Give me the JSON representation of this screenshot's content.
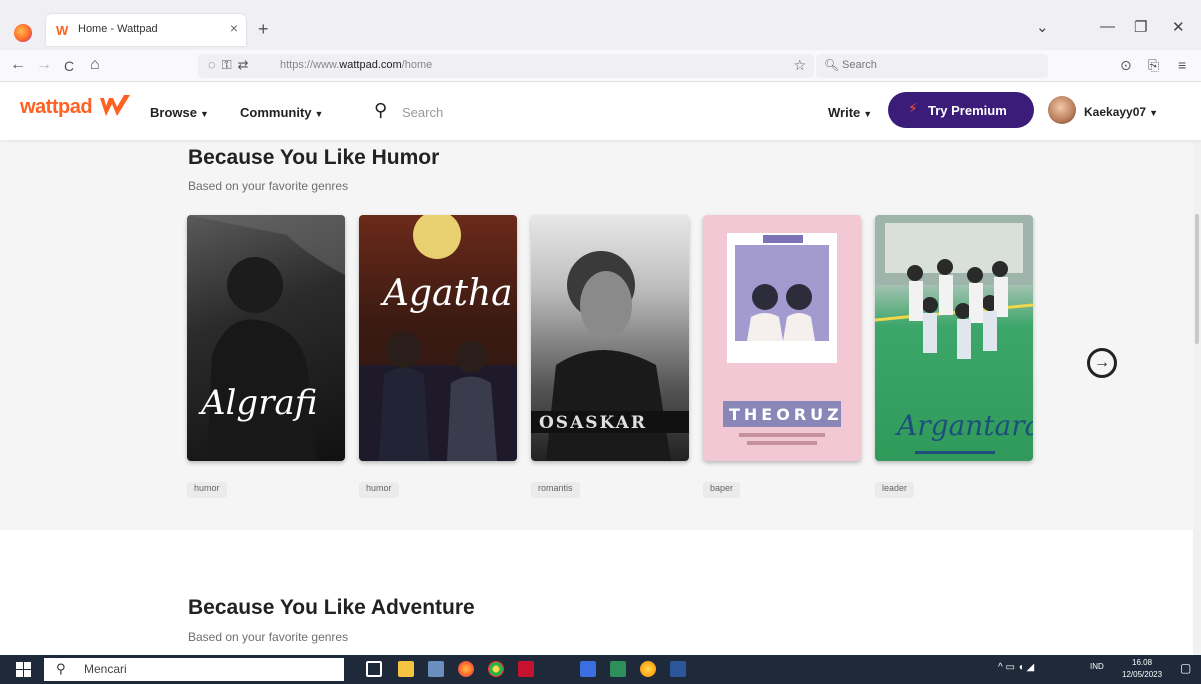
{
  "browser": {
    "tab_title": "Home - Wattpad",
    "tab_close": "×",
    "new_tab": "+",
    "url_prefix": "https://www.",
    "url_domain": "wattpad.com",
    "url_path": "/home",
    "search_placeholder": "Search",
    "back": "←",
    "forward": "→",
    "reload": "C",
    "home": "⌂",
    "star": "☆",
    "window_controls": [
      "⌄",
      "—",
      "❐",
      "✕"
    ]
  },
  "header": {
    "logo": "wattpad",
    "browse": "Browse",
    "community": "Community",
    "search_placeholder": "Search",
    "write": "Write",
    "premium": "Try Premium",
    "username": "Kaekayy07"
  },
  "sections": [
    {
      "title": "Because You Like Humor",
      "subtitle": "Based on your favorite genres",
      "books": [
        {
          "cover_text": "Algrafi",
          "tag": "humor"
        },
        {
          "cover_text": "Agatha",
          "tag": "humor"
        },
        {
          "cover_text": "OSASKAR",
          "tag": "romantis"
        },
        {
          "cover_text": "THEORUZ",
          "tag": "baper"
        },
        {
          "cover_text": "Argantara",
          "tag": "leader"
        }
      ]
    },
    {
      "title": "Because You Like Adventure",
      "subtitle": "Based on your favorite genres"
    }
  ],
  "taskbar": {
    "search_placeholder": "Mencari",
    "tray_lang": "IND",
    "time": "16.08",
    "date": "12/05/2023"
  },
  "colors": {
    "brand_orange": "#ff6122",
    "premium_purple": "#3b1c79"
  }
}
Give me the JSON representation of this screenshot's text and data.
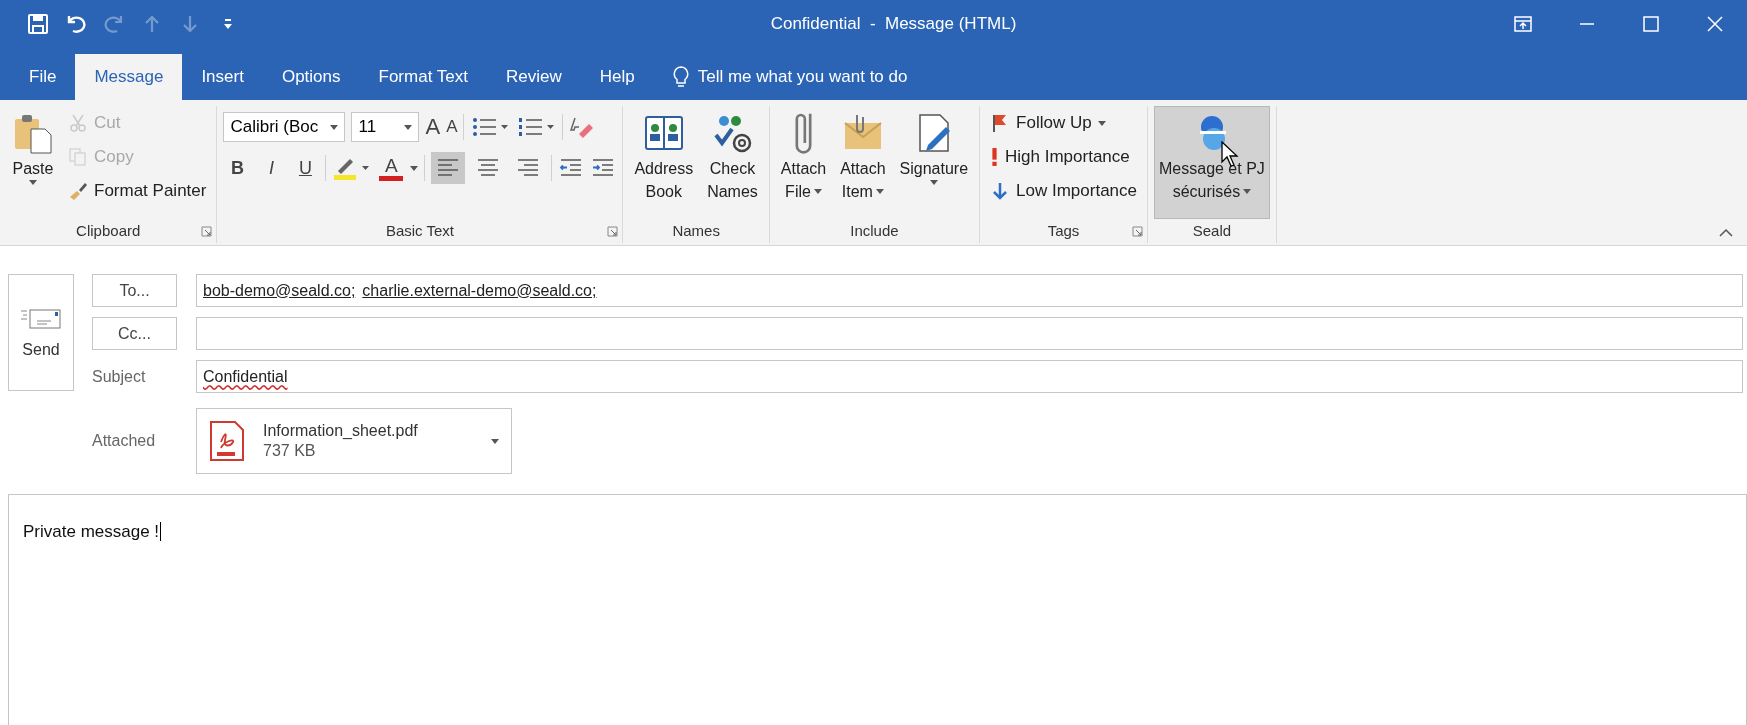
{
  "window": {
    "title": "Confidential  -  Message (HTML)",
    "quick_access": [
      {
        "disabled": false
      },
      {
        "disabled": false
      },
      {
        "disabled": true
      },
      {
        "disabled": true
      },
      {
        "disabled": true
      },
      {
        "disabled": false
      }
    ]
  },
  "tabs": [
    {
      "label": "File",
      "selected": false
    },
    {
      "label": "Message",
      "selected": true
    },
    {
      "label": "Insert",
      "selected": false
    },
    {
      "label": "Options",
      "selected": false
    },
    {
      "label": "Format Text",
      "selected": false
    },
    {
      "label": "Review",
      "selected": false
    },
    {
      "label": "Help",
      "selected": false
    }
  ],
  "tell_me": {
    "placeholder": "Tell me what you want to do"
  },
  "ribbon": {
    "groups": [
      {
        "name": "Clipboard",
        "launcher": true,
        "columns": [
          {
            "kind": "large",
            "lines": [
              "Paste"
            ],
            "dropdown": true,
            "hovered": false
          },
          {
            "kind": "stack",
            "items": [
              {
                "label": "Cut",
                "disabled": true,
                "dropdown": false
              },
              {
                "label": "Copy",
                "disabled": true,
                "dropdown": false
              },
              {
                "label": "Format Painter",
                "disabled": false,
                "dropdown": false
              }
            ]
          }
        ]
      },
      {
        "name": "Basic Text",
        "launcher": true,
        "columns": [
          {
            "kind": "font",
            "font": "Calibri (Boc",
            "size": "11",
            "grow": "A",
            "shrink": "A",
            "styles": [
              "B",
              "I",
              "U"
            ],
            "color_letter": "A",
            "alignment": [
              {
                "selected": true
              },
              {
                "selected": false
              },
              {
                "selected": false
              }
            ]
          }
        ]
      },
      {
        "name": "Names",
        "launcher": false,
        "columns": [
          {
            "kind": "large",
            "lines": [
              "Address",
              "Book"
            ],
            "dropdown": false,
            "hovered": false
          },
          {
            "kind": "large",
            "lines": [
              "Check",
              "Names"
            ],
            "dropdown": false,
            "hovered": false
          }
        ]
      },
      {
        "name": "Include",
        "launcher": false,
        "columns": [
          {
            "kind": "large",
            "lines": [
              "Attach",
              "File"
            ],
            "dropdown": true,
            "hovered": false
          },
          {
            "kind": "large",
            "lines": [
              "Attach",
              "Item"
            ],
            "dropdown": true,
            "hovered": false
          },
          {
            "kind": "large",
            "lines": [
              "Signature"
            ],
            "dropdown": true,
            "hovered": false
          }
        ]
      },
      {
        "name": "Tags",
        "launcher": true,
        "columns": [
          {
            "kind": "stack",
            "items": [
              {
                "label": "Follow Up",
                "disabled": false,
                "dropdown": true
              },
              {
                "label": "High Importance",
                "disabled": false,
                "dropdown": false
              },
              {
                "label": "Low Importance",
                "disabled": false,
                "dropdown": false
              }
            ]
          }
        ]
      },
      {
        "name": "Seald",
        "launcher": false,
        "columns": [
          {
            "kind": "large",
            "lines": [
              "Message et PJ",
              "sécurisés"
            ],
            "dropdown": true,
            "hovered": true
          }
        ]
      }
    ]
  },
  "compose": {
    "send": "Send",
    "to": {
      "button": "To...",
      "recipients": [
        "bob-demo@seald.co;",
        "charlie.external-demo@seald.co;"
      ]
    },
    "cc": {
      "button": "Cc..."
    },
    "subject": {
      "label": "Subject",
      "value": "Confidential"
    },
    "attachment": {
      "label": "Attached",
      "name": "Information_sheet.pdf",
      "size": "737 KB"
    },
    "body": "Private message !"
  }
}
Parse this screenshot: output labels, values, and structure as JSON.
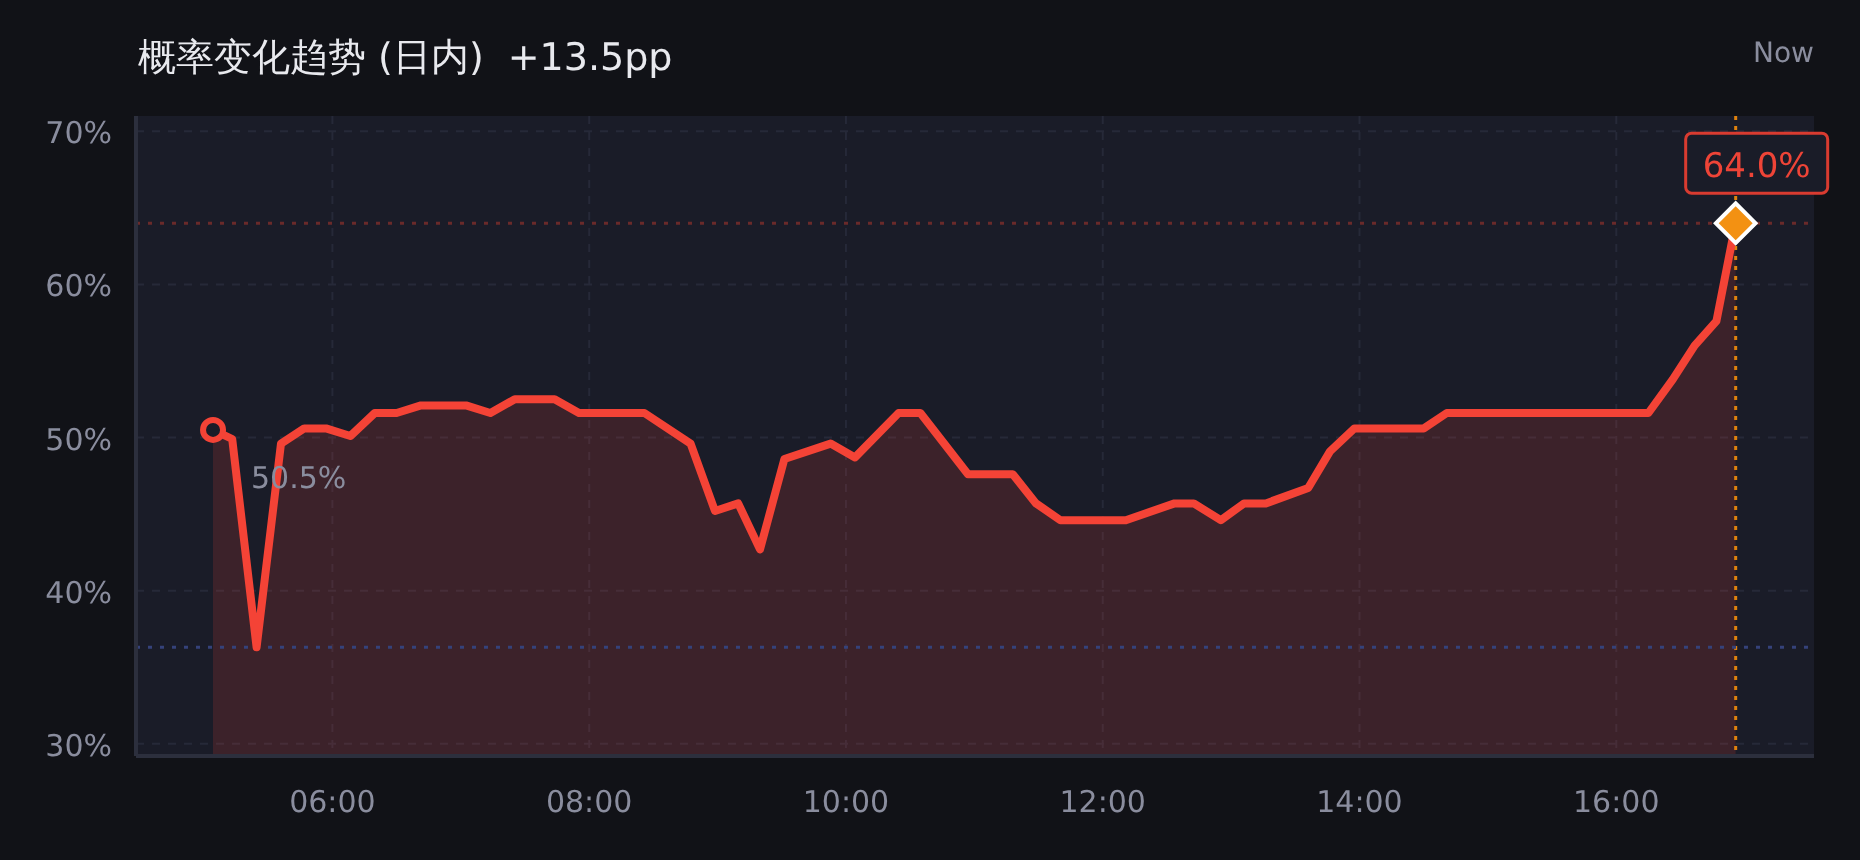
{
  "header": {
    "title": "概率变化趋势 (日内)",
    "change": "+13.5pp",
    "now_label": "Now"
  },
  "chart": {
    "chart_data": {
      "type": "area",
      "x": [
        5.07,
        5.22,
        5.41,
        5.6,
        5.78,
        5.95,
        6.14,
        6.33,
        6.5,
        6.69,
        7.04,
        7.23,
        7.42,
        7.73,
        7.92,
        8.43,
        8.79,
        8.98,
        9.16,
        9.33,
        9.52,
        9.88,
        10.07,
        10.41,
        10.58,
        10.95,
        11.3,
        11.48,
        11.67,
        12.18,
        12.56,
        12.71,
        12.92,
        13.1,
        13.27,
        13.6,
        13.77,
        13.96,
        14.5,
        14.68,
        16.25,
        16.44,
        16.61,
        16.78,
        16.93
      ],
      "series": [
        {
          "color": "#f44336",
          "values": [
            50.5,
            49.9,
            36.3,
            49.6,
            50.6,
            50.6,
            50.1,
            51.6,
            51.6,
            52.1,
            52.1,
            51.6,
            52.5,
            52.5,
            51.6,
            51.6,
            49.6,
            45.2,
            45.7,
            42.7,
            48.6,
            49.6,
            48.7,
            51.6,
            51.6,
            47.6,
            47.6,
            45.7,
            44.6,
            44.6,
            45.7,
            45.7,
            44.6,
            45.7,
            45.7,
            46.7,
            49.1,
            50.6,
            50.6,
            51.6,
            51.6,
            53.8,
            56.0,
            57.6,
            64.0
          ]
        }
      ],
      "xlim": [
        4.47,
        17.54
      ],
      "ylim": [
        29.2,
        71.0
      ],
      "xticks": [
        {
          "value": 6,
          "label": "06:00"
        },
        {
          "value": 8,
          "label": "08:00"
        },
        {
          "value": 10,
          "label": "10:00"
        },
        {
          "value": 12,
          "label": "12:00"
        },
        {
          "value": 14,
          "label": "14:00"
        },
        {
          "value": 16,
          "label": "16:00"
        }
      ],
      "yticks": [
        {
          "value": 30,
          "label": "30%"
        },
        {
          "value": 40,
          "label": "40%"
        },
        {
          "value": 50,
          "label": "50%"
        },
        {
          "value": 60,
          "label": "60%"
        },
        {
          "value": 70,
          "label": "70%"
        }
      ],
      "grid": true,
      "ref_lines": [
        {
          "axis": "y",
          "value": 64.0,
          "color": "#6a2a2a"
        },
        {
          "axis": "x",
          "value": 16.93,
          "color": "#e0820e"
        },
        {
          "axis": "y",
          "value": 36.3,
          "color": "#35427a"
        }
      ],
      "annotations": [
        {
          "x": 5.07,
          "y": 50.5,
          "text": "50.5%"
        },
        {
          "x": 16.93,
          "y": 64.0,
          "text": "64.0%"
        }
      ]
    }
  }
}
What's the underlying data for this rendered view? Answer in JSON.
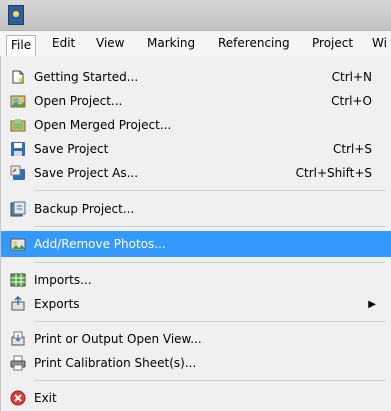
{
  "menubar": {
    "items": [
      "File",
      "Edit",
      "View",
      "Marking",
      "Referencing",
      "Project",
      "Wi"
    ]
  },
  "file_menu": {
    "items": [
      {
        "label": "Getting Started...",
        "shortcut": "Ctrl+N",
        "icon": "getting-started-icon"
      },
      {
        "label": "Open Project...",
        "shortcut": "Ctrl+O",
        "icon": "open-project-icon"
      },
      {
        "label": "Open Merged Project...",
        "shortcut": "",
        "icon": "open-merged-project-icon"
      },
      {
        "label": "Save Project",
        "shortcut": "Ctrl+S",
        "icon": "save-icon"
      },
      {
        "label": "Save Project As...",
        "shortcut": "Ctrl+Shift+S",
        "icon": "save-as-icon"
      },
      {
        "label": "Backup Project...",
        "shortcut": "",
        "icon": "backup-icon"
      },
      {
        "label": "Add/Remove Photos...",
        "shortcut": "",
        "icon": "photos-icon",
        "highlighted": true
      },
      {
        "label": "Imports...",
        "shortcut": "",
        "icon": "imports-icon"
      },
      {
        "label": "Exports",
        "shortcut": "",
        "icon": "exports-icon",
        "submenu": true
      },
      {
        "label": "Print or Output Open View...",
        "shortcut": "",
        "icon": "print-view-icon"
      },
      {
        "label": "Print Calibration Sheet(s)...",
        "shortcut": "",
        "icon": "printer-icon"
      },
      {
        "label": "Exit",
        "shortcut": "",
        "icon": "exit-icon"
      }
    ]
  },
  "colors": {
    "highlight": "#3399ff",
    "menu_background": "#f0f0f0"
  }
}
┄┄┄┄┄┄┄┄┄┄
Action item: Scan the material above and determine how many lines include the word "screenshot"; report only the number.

Answer box: 3